Segment Start: Exercise input
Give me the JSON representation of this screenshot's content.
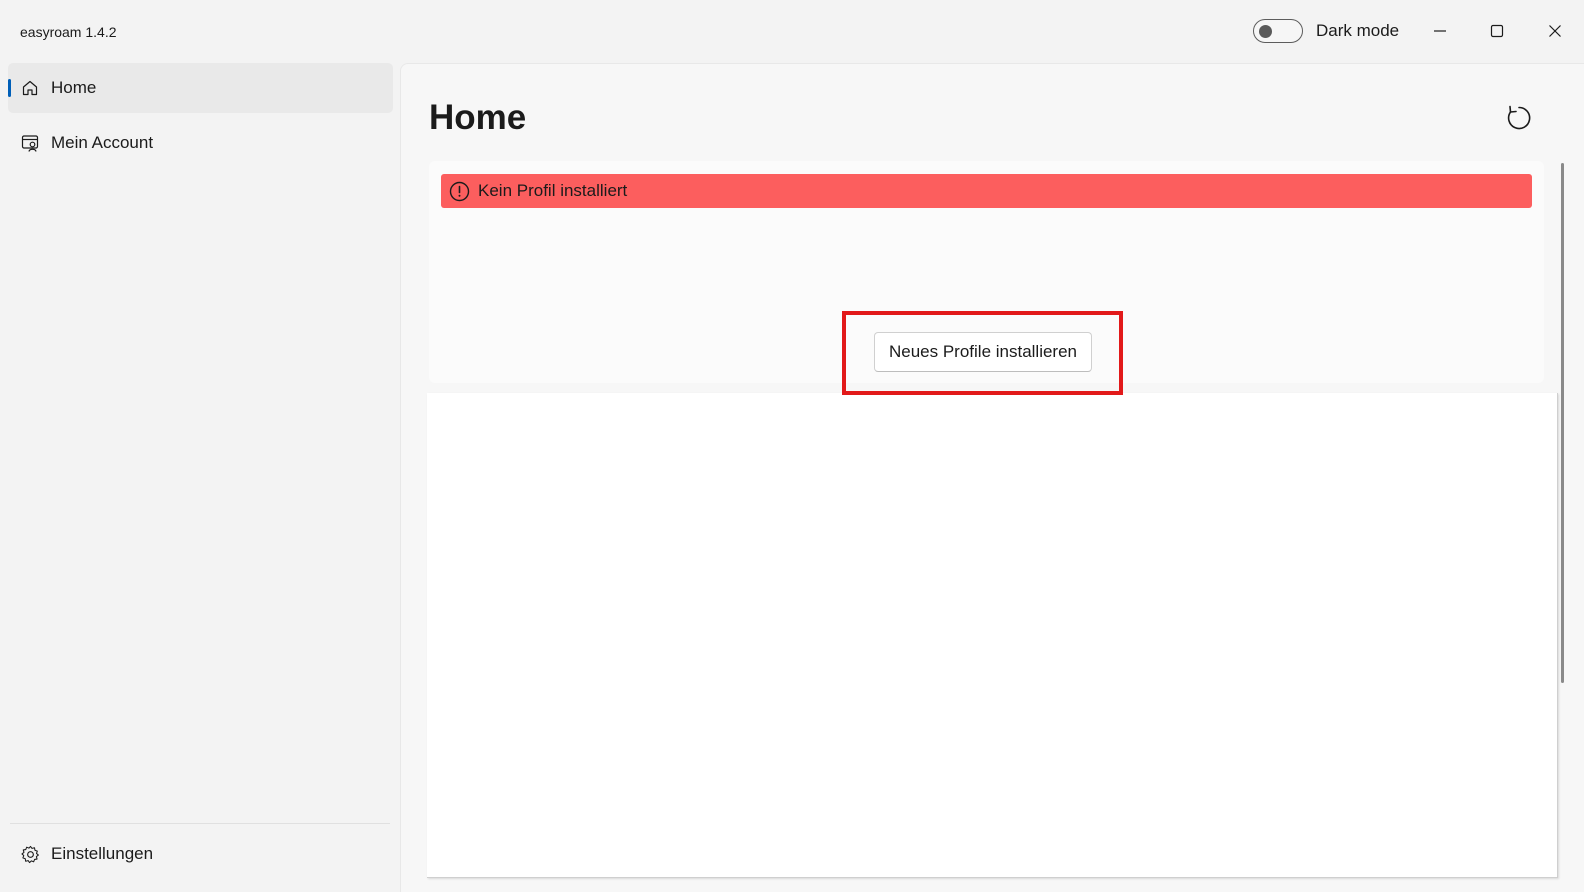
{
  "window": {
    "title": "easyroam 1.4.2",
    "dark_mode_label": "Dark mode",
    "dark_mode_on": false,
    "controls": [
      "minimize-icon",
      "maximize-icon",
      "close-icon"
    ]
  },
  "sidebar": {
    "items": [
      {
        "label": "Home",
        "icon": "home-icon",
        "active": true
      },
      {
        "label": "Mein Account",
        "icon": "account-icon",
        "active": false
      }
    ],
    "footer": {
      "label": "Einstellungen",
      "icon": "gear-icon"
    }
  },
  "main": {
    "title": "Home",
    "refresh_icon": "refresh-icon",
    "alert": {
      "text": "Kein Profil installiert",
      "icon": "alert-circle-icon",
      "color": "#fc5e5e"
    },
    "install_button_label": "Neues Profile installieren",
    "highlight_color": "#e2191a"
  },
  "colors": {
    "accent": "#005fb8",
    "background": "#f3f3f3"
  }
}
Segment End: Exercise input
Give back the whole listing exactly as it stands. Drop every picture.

== Answer to this problem ==
Give me the JSON representation of this screenshot's content.
{
  "window": {
    "title": "easyroam 1.4.2",
    "dark_mode_label": "Dark mode",
    "dark_mode_on": false,
    "controls": [
      "minimize-icon",
      "maximize-icon",
      "close-icon"
    ]
  },
  "sidebar": {
    "items": [
      {
        "label": "Home",
        "icon": "home-icon",
        "active": true
      },
      {
        "label": "Mein Account",
        "icon": "account-icon",
        "active": false
      }
    ],
    "footer": {
      "label": "Einstellungen",
      "icon": "gear-icon"
    }
  },
  "main": {
    "title": "Home",
    "refresh_icon": "refresh-icon",
    "alert": {
      "text": "Kein Profil installiert",
      "icon": "alert-circle-icon",
      "color": "#fc5e5e"
    },
    "install_button_label": "Neues Profile installieren",
    "highlight_color": "#e2191a"
  },
  "colors": {
    "accent": "#005fb8",
    "background": "#f3f3f3"
  }
}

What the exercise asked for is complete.